> [Problem statement]
Each record should be written out exactly as it stands.

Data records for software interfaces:
§ §
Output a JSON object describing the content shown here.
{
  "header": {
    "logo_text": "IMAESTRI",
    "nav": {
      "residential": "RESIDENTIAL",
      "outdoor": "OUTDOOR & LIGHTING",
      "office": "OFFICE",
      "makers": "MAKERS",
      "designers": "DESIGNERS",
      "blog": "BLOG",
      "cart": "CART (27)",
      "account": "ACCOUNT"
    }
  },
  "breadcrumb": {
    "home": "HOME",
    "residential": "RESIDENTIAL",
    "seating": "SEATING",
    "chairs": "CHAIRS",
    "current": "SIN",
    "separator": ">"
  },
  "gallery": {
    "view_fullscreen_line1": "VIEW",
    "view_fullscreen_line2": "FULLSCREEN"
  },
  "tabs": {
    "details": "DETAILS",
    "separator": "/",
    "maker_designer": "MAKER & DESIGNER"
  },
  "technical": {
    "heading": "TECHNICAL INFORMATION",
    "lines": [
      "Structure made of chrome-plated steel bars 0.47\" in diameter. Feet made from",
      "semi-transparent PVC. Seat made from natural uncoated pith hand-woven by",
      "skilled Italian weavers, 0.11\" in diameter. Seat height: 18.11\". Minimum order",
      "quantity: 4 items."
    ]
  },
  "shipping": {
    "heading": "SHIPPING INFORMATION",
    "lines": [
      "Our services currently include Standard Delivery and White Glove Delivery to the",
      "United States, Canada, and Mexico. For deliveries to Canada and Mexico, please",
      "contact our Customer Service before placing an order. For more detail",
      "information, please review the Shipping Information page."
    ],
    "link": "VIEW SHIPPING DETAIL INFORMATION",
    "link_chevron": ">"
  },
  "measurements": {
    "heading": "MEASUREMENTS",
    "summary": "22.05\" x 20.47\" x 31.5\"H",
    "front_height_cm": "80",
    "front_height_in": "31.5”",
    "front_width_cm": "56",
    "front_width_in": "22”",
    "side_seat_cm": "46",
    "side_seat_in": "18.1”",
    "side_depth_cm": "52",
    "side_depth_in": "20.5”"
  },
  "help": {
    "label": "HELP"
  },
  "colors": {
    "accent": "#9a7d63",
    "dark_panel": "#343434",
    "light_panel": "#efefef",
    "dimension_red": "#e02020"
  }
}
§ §
> [Response below]
Output a JSON object describing the content shown here.
{
  "header": {
    "logo_text": "IMAESTRI",
    "nav": {
      "residential": "RESIDENTIAL",
      "outdoor": "OUTDOOR & LIGHTING",
      "office": "OFFICE",
      "makers": "MAKERS",
      "designers": "DESIGNERS",
      "blog": "BLOG",
      "cart": "CART (27)",
      "account": "ACCOUNT"
    }
  },
  "breadcrumb": {
    "home": "HOME",
    "residential": "RESIDENTIAL",
    "seating": "SEATING",
    "chairs": "CHAIRS",
    "current": "SIN",
    "separator": ">"
  },
  "gallery": {
    "view_fullscreen_line1": "VIEW",
    "view_fullscreen_line2": "FULLSCREEN"
  },
  "tabs": {
    "details": "DETAILS",
    "separator": "/",
    "maker_designer": "MAKER & DESIGNER"
  },
  "technical": {
    "heading": "TECHNICAL INFORMATION",
    "lines": [
      "Structure made of chrome-plated steel bars 0.47\" in diameter. Feet made from",
      "semi-transparent PVC. Seat made from natural uncoated pith hand-woven by",
      "skilled Italian weavers, 0.11\" in diameter. Seat height: 18.11\". Minimum order",
      "quantity: 4 items."
    ]
  },
  "shipping": {
    "heading": "SHIPPING INFORMATION",
    "lines": [
      "Our services currently include Standard Delivery and White Glove Delivery to the",
      "United States, Canada, and Mexico. For deliveries to Canada and Mexico, please",
      "contact our Customer Service before placing an order. For more detail",
      "information, please review the Shipping Information page."
    ],
    "link": "VIEW SHIPPING DETAIL INFORMATION",
    "link_chevron": ">"
  },
  "measurements": {
    "heading": "MEASUREMENTS",
    "summary": "22.05\" x 20.47\" x 31.5\"H",
    "front_height_cm": "80",
    "front_height_in": "31.5”",
    "front_width_cm": "56",
    "front_width_in": "22”",
    "side_seat_cm": "46",
    "side_seat_in": "18.1”",
    "side_depth_cm": "52",
    "side_depth_in": "20.5”"
  },
  "help": {
    "label": "HELP"
  },
  "colors": {
    "accent": "#9a7d63",
    "dark_panel": "#343434",
    "light_panel": "#efefef",
    "dimension_red": "#e02020"
  }
}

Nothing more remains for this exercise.